The GoLakes Travel programme aims to cut car use by visitors within the Lake District National Park by seven per cent by 2015. Visitors travelling around the national park account for 205,000 tonnes of CO2 emissions. That compares to 165,000 tonnes of CO2 emissions caused by residents’ car use.

Steve Ratcliffe, Director of Planning and Partnerships at the Lake District National Park, said: “This is a really unique programme. It is unique because of the partnership behind it and it is unique because it is orientated towards the visitor. Other sustainable travel projects elsewhere in the UK have focused on residents.

“This programme is about inspiring visitors that they can change their behaviour. We are trying to get to the point where people can forget about their car while they are in the Lake District because using sustainable transport will be easy and fun.”

Richard Greenwood, head of policy and research at Cumbria Tourism, said: “This programme will help to make the central and southern Lake District a shining example to the rest of the UK of how best to encourage people to forget about their cars when travelling around.

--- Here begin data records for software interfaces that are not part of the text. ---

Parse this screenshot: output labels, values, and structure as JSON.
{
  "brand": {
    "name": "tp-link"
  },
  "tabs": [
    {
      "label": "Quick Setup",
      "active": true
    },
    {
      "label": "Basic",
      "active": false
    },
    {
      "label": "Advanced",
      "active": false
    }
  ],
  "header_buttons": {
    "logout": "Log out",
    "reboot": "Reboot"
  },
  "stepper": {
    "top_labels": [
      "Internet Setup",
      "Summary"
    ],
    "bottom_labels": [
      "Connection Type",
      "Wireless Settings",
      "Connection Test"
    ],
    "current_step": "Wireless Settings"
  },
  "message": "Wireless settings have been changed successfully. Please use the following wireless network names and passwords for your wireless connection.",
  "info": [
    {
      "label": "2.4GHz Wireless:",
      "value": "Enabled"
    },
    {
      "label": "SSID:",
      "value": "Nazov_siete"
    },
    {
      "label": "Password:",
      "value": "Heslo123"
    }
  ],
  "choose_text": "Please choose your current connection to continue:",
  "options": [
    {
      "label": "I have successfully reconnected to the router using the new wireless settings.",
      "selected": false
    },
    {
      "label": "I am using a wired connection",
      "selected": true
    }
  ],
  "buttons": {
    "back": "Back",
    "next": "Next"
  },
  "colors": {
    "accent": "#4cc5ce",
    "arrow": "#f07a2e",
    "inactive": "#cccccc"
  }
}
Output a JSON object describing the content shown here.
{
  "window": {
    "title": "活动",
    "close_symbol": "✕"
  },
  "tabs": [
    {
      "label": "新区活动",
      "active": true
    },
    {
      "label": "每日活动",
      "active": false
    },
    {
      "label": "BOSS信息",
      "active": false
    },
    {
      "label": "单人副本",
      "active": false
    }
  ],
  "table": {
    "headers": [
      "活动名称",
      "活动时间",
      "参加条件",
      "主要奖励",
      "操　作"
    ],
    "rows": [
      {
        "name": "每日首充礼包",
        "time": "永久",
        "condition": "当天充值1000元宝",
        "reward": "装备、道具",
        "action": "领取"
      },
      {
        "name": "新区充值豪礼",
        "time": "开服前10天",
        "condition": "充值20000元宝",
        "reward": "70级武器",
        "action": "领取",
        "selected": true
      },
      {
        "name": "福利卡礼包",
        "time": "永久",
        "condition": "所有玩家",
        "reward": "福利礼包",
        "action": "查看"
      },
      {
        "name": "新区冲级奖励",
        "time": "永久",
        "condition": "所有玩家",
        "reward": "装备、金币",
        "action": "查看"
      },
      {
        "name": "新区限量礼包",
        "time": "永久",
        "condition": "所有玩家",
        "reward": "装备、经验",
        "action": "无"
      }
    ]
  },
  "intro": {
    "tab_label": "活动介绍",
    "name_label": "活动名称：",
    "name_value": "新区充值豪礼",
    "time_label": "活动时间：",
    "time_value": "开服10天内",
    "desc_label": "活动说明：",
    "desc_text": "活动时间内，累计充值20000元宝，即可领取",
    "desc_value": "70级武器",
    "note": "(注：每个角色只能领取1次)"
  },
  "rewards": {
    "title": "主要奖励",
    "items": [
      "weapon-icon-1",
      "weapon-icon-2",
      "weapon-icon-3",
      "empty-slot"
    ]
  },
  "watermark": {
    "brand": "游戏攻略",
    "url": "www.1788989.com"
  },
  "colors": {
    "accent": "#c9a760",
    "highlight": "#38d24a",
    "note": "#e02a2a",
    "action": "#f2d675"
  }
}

“In order for this to work we have to give people the confidence that they can get where they want to go easily and make it enjoyable for them. The significant improvements to the transport infrastructure will give people that confidence to leave their cars at their accommodation, or, even better, at home.”

The GoLakes Travel programme is a £6.9 million initiative, funded by the Department for Transport, and being delivered in partnership by Cumbria County Council, the Lake District National Park Authority and Cumbria Tourism. The programme runs until 2015 and aims to generate a step-change in how visitors travel to and around the Central and Southern Lake District, enabling them to make greater use of sustainable modes of travel.